Requirement: The answer must repeat every record exactly, with all pictures omitted.

☆ ☆ ☆ ☆ ☆ ☆ ☆

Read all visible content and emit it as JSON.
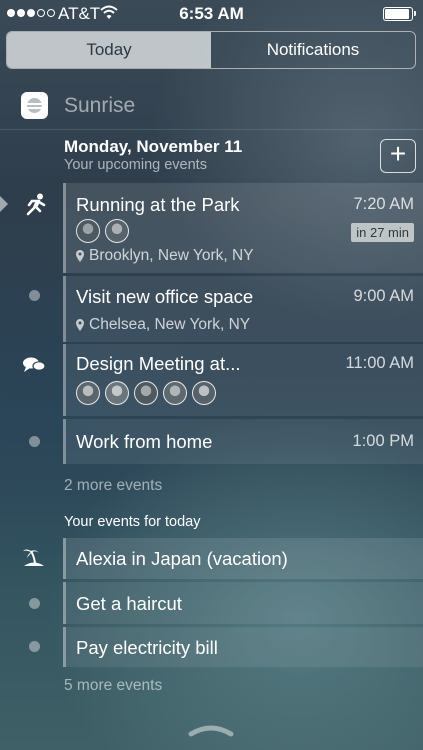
{
  "status_bar": {
    "carrier": "AT&T",
    "time": "6:53 AM",
    "signal_bars": 5,
    "signal_filled": 3,
    "battery_level": 0.9
  },
  "tabs": [
    {
      "label": "Today",
      "active": true
    },
    {
      "label": "Notifications",
      "active": false
    }
  ],
  "widget": {
    "app_name": "Sunrise",
    "date_title": "Monday, November 11",
    "date_subtitle": "Your upcoming events",
    "add_label": "+",
    "events": [
      {
        "title": "Running at the Park",
        "time": "7:20 AM",
        "badge": "in 27 min",
        "location": "Brooklyn, New York, NY",
        "attendees": 2,
        "icon": "running-icon"
      },
      {
        "title": "Visit new office space",
        "time": "9:00 AM",
        "location": "Chelsea, New York, NY",
        "icon": "dot"
      },
      {
        "title": "Design Meeting at...",
        "time": "11:00 AM",
        "attendees": 5,
        "icon": "chat-bubbles-icon"
      },
      {
        "title": "Work from home",
        "time": "1:00 PM",
        "icon": "dot"
      }
    ],
    "more_upcoming": "2 more events",
    "today_section_title": "Your events for today",
    "today_events": [
      {
        "title": "Alexia in Japan (vacation)",
        "icon": "palm-tree-island-icon"
      },
      {
        "title": "Get a haircut",
        "icon": "dot"
      },
      {
        "title": "Pay electricity bill",
        "icon": "dot"
      }
    ],
    "more_today": "5 more events"
  }
}
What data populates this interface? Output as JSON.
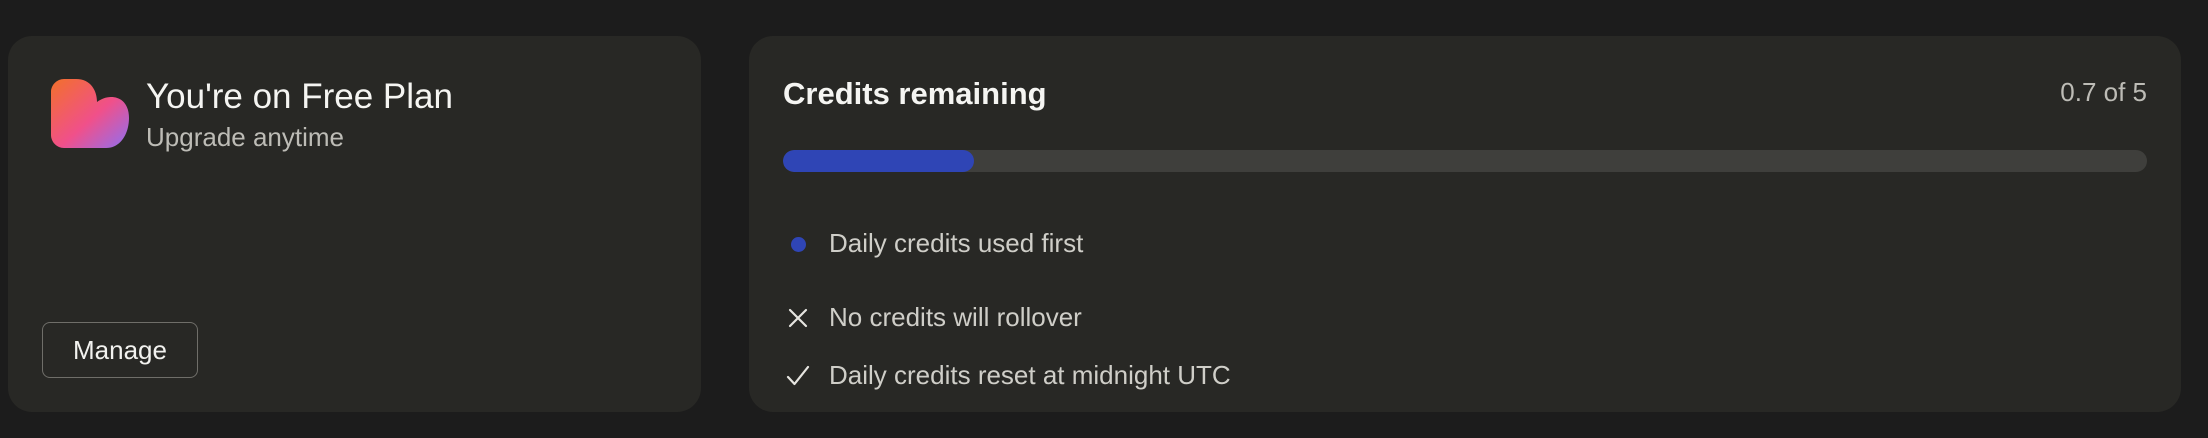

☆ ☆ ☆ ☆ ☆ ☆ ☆

Answer area:
Read all visible content and emit it as JSON.
{
  "status_bar": {
    "carrier": "AT&T",
    "time": "6:53 AM",
    "signal_bars": 5,
    "signal_filled": 3,
    "battery_level": 0.9
  },
  "tabs": [
    {
      "label": "Today",
      "active": true
    },
    {
      "label": "Notifications",
      "active": false
    }
  ],
  "widget": {
    "app_name": "Sunrise",
    "date_title": "Monday, November 11",
    "date_subtitle": "Your upcoming events",
    "add_label": "+",
    "events": [
      {
        "title": "Running at the Park",
        "time": "7:20 AM",
        "badge": "in 27 min",
        "location": "Brooklyn, New York, NY",
        "attendees": 2,
        "icon": "running-icon"
      },
      {
        "title": "Visit new office space",
        "time": "9:00 AM",
        "location": "Chelsea, New York, NY",
        "icon": "dot"
      },
      {
        "title": "Design Meeting at...",
        "time": "11:00 AM",
        "attendees": 5,
        "icon": "chat-bubbles-icon"
      },
      {
        "title": "Work from home",
        "time": "1:00 PM",
        "icon": "dot"
      }
    ],
    "more_upcoming": "2 more events",
    "today_section_title": "Your events for today",
    "today_events": [
      {
        "title": "Alexia in Japan (vacation)",
        "icon": "palm-tree-island-icon"
      },
      {
        "title": "Get a haircut",
        "icon": "dot"
      },
      {
        "title": "Pay electricity bill",
        "icon": "dot"
      }
    ],
    "more_today": "5 more events"
  }
}
What data populates this interface? Output as JSON.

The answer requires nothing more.